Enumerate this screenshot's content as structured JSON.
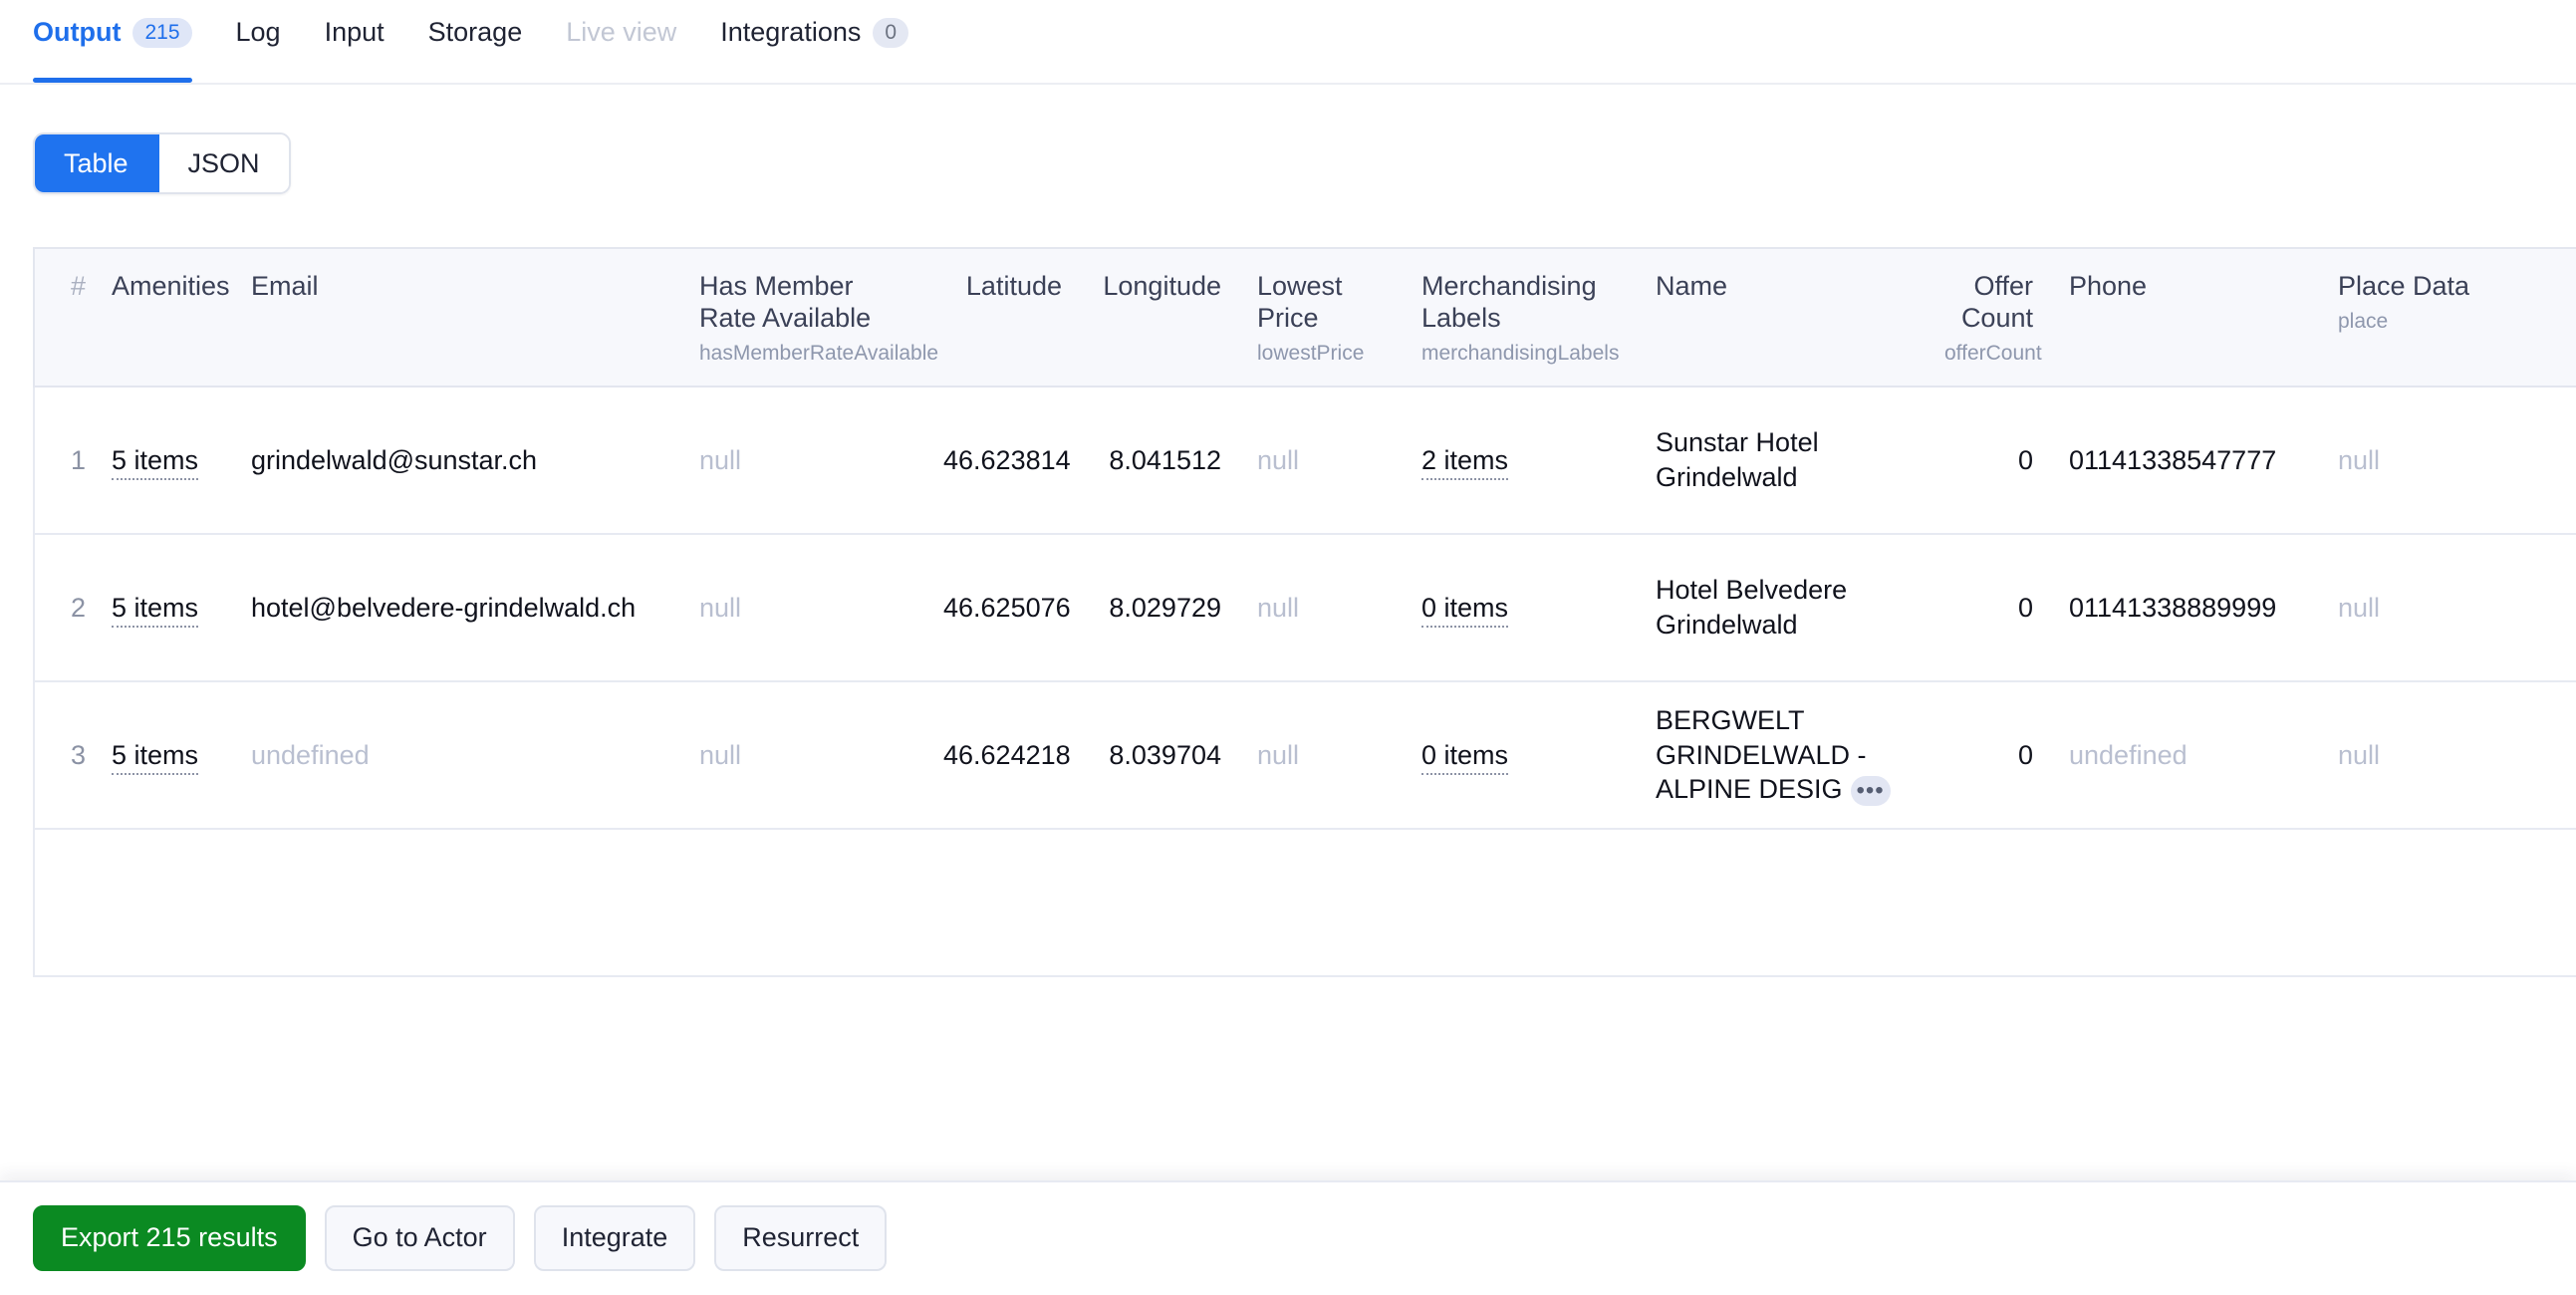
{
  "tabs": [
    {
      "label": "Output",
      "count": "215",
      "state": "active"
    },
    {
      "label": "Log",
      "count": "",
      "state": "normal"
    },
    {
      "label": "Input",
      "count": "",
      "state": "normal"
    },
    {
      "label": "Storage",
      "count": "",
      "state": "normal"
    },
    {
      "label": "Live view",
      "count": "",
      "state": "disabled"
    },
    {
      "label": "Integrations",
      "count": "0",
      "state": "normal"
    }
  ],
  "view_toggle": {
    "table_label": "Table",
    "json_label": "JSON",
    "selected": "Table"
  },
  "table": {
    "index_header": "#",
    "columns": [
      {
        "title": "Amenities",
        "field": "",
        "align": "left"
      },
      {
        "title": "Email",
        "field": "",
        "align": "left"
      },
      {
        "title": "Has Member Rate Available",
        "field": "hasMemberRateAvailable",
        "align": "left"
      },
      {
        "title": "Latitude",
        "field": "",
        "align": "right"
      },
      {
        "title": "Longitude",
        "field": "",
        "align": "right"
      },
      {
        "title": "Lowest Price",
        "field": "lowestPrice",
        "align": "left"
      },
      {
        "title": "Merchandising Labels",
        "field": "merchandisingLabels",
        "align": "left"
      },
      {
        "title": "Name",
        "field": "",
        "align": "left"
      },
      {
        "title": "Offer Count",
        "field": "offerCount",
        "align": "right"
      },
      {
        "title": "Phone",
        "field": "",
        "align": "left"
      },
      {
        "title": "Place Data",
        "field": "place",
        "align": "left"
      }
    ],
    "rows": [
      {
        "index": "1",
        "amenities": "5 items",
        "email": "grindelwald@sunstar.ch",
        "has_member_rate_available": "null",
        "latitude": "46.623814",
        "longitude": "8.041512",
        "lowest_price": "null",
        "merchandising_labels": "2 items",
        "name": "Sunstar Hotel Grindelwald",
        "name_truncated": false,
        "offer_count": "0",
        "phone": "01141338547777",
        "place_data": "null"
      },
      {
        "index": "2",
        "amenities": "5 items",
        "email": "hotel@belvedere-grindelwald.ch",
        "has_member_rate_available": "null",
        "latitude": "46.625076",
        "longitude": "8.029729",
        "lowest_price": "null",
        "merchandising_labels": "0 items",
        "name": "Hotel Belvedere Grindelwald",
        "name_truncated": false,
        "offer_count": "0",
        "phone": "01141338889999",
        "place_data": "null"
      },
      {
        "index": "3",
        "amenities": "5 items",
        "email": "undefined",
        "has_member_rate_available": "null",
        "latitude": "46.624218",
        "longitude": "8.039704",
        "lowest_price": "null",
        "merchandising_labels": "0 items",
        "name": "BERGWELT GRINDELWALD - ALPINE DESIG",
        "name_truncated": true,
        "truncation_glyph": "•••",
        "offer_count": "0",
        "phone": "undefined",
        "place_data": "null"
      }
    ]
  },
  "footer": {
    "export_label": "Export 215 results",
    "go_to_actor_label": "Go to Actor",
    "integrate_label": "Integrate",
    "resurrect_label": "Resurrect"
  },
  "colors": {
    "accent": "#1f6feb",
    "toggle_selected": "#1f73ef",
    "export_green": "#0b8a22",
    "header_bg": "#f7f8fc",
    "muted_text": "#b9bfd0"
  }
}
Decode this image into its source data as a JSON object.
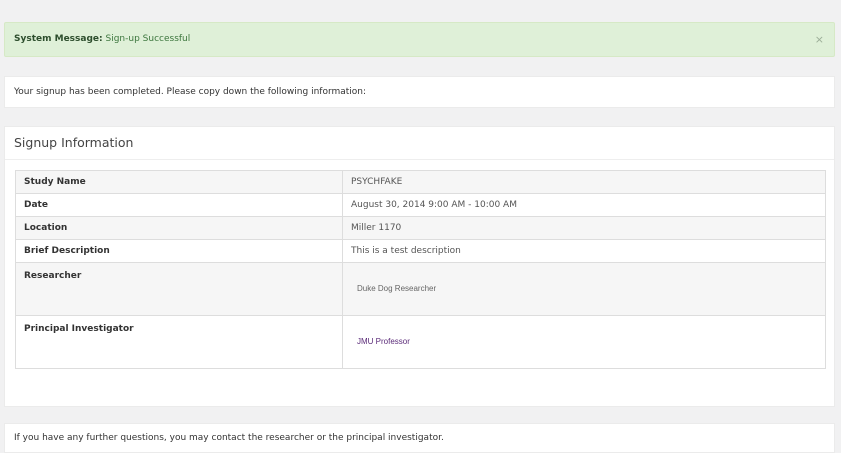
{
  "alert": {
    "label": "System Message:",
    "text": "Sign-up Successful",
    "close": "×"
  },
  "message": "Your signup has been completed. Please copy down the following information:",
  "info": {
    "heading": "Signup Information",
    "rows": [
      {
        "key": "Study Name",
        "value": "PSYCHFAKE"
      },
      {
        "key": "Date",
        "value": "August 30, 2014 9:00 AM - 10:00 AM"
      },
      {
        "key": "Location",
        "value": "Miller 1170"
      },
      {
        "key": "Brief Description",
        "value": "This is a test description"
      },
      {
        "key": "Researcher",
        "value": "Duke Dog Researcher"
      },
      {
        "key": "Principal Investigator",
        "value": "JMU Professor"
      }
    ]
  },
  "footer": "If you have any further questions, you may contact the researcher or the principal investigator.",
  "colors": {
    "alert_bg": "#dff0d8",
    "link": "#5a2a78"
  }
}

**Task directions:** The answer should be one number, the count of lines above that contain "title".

**Response below:** 11